BEGIN

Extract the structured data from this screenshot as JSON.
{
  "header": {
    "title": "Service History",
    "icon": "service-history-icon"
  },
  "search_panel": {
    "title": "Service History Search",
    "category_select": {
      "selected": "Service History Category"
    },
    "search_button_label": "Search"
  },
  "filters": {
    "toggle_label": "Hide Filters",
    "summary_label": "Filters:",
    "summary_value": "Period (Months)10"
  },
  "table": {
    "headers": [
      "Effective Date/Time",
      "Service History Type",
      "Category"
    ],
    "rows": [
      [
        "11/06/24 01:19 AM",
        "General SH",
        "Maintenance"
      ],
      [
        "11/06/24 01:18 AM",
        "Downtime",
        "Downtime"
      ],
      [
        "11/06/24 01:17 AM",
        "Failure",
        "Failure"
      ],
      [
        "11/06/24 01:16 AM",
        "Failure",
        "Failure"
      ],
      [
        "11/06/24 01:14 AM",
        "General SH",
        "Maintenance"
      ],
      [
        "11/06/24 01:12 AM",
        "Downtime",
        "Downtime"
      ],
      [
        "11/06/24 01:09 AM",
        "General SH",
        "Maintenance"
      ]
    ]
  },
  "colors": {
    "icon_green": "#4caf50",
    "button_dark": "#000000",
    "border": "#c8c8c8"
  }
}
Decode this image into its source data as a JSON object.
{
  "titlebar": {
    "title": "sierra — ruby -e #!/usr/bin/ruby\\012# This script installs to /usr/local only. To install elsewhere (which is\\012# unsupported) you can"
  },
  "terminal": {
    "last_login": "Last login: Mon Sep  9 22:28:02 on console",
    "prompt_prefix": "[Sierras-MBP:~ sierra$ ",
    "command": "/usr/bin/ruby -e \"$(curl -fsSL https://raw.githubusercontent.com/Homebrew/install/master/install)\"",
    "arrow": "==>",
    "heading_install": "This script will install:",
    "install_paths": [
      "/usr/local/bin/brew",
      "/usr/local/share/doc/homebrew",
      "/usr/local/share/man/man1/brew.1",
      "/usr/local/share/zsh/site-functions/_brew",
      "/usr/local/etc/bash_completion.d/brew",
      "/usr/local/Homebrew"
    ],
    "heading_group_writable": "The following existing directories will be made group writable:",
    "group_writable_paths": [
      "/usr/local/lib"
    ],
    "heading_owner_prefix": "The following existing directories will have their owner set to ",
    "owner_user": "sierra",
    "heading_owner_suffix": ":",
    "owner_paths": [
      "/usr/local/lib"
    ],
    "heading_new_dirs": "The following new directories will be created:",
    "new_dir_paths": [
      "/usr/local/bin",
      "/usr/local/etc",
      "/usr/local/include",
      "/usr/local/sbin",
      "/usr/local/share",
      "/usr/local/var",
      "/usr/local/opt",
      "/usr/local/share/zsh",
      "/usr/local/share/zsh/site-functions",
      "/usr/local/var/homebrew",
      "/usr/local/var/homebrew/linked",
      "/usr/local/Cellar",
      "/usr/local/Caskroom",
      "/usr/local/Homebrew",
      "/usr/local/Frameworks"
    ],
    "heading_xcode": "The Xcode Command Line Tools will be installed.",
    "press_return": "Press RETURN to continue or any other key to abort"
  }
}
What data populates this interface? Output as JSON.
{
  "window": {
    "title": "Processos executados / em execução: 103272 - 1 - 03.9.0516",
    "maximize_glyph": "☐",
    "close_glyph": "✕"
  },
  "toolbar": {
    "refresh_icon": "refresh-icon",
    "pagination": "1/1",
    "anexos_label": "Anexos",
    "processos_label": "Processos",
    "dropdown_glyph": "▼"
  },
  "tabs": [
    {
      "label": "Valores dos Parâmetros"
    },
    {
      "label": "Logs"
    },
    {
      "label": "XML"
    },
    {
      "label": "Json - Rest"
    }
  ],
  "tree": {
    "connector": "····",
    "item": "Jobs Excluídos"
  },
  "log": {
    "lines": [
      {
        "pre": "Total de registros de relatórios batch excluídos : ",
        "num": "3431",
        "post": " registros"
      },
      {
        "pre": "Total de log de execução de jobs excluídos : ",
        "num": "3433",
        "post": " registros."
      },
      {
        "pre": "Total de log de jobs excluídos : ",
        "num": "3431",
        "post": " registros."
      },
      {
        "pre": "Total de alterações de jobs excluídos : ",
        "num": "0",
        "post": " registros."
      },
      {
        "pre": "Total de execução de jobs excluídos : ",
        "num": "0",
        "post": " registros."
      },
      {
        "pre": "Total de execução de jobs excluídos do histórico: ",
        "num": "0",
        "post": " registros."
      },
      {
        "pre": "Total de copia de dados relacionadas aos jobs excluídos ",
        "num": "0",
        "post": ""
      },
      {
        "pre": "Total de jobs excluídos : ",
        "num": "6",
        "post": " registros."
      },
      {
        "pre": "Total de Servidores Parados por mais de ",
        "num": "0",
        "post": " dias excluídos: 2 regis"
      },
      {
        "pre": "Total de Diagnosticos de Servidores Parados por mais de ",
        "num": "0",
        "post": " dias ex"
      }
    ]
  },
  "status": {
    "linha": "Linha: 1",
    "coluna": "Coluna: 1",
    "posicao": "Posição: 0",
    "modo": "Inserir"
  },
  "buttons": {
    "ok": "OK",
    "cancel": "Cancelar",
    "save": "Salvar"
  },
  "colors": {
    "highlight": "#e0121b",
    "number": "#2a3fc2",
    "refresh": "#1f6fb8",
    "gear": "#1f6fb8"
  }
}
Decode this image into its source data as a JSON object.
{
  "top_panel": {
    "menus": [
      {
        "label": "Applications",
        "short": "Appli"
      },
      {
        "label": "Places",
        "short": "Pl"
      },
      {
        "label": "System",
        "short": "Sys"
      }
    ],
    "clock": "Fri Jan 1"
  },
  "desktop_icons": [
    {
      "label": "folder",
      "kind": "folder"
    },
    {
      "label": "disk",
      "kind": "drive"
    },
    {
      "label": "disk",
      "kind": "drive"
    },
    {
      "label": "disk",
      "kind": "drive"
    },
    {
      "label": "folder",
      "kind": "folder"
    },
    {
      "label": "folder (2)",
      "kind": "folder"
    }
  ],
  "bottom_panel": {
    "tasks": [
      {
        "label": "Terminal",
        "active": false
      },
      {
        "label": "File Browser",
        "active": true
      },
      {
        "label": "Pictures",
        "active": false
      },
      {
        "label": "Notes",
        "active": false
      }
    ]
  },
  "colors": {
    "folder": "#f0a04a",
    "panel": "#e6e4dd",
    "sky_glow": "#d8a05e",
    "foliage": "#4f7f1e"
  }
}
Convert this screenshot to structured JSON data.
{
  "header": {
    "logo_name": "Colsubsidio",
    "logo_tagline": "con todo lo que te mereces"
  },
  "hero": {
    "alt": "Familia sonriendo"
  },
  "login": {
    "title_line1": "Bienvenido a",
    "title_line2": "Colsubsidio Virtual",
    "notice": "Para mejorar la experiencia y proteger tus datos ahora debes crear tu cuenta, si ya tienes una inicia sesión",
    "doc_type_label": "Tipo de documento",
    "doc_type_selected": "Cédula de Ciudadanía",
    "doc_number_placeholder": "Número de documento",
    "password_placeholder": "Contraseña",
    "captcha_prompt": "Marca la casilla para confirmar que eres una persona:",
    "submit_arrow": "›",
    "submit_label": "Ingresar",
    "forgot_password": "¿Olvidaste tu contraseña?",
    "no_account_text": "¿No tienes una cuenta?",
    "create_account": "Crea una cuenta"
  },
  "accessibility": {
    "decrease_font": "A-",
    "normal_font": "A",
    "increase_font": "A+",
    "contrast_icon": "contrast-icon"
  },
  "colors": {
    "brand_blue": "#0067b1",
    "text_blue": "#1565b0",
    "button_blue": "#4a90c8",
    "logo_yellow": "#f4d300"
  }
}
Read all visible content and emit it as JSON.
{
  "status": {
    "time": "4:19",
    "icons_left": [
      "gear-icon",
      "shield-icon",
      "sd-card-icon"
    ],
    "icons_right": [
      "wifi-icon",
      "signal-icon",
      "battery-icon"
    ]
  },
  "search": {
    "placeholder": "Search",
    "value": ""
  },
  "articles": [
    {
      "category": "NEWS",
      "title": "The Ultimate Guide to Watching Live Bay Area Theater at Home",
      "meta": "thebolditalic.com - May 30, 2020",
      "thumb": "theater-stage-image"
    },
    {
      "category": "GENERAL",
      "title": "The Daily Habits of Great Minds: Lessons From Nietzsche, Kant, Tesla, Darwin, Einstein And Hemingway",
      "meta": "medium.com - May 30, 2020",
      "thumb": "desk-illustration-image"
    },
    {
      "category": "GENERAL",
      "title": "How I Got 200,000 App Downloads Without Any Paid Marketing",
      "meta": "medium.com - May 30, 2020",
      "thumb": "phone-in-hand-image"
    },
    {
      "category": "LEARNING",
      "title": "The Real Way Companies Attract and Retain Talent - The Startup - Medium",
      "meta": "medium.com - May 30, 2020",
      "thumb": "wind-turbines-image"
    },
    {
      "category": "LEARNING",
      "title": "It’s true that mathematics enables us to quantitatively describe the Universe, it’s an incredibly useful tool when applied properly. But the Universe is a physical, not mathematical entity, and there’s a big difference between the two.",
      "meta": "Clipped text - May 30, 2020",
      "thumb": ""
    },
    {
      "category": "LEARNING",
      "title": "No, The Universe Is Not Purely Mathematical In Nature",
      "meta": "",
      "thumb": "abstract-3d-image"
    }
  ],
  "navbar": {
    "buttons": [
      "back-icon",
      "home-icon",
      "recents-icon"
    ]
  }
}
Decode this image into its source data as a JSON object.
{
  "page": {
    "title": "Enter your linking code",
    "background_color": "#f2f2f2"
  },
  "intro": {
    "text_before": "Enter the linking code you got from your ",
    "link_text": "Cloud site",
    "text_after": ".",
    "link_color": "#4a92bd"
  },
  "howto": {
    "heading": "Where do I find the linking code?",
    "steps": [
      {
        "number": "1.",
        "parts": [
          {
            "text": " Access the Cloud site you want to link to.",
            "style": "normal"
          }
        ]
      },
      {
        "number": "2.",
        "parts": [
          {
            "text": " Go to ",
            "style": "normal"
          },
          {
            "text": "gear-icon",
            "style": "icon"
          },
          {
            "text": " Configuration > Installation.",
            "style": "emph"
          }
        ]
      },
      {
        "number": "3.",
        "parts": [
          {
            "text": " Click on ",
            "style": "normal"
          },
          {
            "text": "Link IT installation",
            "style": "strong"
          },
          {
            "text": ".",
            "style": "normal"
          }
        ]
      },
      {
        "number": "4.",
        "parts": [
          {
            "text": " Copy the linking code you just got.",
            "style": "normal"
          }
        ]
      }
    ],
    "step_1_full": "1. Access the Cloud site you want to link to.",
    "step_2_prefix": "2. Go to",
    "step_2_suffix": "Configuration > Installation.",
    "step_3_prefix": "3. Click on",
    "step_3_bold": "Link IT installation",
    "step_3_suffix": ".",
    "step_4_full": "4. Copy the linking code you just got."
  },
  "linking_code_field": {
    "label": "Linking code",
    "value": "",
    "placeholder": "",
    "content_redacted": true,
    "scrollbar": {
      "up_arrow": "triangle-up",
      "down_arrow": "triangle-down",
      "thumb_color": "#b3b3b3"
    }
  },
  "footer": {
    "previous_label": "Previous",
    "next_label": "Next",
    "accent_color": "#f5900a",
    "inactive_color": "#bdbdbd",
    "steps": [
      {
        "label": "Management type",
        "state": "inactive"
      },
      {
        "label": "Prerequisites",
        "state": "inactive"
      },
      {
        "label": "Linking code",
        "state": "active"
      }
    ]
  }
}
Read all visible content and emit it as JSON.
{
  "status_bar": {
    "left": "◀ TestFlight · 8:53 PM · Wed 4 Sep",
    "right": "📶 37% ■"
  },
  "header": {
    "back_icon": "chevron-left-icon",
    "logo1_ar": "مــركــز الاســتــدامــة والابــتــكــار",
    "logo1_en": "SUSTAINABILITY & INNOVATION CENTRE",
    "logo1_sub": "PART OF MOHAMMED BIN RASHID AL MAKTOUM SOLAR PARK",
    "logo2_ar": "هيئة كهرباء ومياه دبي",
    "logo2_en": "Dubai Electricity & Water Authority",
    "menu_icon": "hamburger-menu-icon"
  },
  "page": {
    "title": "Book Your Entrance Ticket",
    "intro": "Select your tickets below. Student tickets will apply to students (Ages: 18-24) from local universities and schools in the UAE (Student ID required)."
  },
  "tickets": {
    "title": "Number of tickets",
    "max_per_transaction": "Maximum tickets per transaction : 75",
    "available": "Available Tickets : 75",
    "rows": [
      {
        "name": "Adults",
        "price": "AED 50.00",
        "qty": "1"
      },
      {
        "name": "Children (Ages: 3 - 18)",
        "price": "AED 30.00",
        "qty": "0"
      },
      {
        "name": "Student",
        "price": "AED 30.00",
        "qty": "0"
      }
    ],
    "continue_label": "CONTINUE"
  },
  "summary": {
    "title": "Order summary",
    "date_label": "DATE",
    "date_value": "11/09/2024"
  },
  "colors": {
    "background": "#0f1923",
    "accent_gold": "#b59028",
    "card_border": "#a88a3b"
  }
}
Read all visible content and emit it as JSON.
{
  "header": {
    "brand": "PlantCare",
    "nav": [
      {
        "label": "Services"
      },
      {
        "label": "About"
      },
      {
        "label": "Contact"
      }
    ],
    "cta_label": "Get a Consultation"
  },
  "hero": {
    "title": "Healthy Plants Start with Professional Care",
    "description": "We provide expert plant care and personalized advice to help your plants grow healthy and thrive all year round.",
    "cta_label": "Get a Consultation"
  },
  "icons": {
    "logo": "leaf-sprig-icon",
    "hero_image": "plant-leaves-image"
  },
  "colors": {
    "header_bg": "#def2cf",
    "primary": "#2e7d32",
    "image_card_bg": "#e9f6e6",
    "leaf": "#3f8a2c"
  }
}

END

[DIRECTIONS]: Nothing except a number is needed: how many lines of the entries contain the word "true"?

[RESPONSE AREA]: 3